━━━━━ RAW DATA

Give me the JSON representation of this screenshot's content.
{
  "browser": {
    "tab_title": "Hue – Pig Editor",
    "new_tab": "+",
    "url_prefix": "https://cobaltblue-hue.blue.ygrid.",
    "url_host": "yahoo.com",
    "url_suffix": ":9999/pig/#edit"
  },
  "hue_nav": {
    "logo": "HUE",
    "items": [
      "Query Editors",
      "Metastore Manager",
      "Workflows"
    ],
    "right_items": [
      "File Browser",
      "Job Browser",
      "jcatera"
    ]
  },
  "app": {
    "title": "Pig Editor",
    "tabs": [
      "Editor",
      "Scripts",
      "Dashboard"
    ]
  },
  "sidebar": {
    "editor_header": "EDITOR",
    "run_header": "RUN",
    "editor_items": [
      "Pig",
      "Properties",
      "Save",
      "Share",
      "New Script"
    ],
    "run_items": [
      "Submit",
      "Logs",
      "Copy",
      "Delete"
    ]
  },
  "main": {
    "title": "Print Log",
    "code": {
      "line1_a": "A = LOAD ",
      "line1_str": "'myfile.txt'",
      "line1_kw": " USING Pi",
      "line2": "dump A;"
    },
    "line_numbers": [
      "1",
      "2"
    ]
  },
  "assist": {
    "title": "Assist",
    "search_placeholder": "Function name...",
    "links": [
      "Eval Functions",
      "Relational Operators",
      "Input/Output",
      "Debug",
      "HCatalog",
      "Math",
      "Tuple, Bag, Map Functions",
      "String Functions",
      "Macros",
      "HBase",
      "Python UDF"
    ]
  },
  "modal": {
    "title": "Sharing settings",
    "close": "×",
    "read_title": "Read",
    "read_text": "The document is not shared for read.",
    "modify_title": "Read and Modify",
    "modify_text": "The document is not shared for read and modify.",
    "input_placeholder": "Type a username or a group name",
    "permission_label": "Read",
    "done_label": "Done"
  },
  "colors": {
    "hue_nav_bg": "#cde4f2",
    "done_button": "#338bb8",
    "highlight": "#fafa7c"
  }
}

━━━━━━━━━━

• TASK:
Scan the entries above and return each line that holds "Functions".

• ANSWER SECTION:
      "Eval Functions",
      "Tuple, Bag, Map Functions",
      "String Functions",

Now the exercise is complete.